## Task goal
Scan the entries for the word "label", and copy every line where it appears.

(Dataset items)
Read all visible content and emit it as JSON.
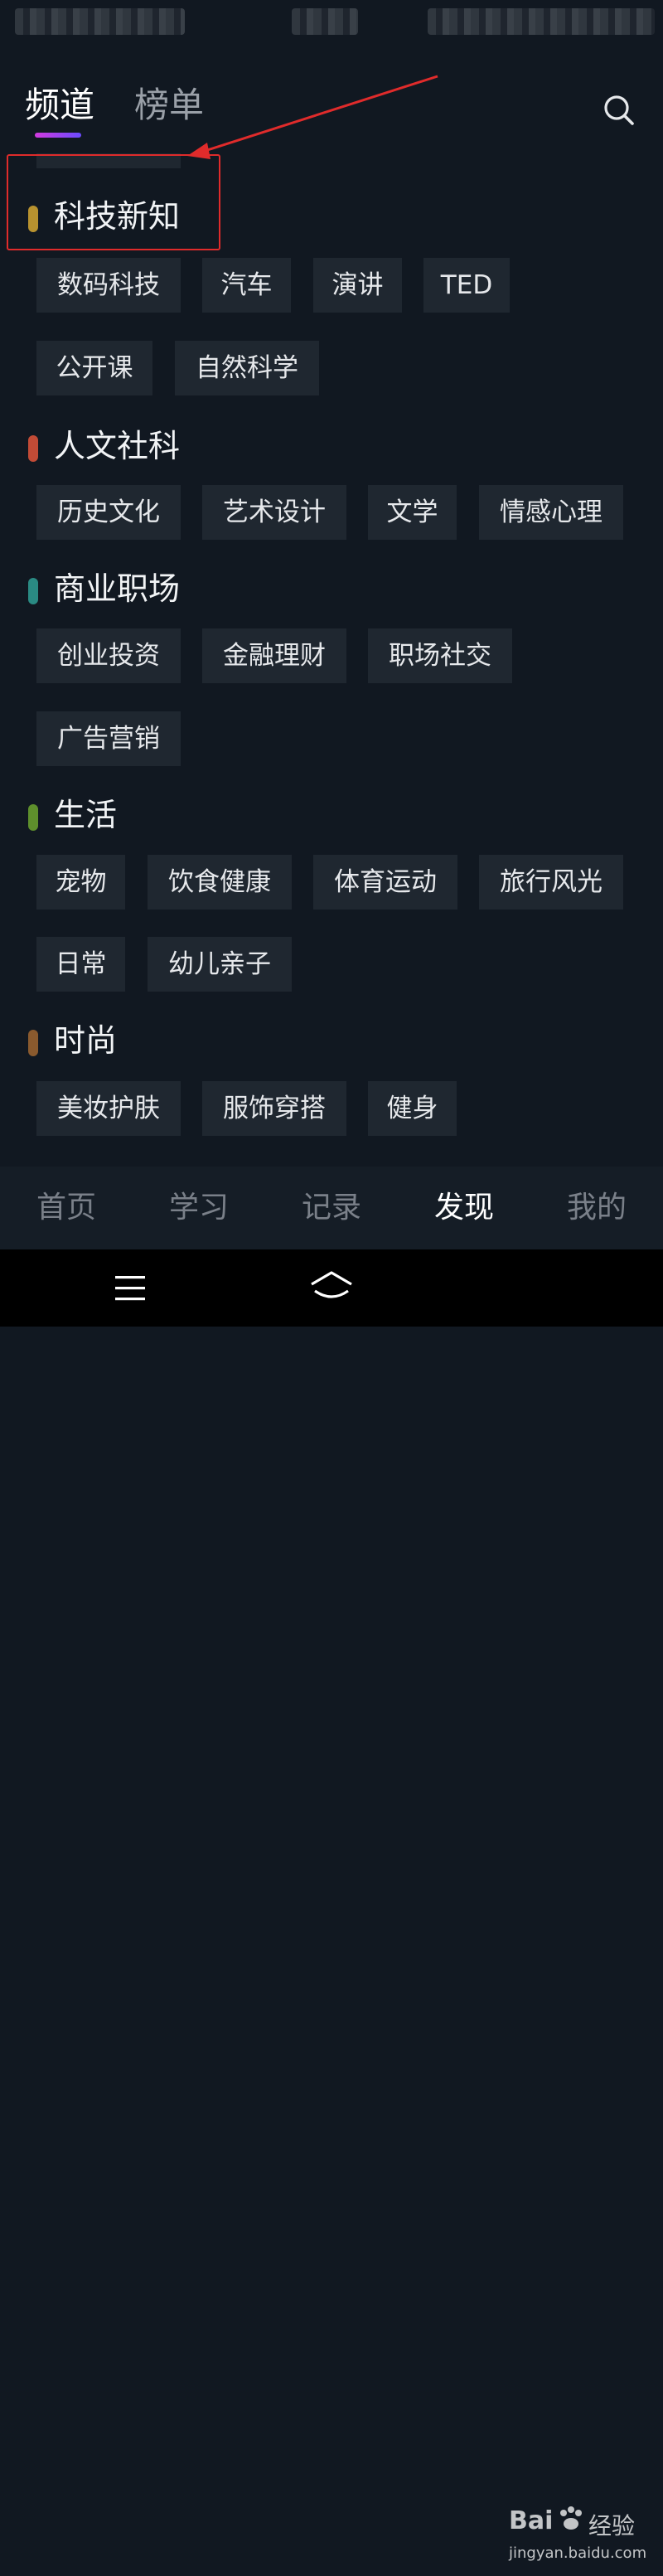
{
  "header": {
    "tabs": [
      {
        "label": "频道"
      },
      {
        "label": "榜单"
      }
    ]
  },
  "sections": [
    {
      "title": "科技新知",
      "color": "#b8922f",
      "items": [
        "数码科技",
        "汽车",
        "演讲",
        "TED",
        "公开课",
        "自然科学"
      ]
    },
    {
      "title": "人文社科",
      "color": "#c24b36",
      "items": [
        "历史文化",
        "艺术设计",
        "文学",
        "情感心理"
      ]
    },
    {
      "title": "商业职场",
      "color": "#2a8a83",
      "items": [
        "创业投资",
        "金融理财",
        "职场社交",
        "广告营销"
      ]
    },
    {
      "title": "生活",
      "color": "#5e8f2c",
      "items": [
        "宠物",
        "饮食健康",
        "体育运动",
        "旅行风光",
        "日常",
        "幼儿亲子"
      ]
    },
    {
      "title": "时尚",
      "color": "#8a5a2e",
      "items": [
        "美妆护肤",
        "服饰穿搭",
        "健身"
      ]
    }
  ],
  "bottom_nav": [
    {
      "label": "首页"
    },
    {
      "label": "学习"
    },
    {
      "label": "记录"
    },
    {
      "label": "发现",
      "active": true
    },
    {
      "label": "我的"
    }
  ],
  "watermark": {
    "brand": "Bai",
    "brand2": "经验",
    "url": "jingyan.baidu.com"
  }
}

## Exercise response
        "label": "频道"
        "label": "榜单"
      "label": "首页"
      "label": "学习"
      "label": "记录"
      "label": "发现",
      "label": "我的"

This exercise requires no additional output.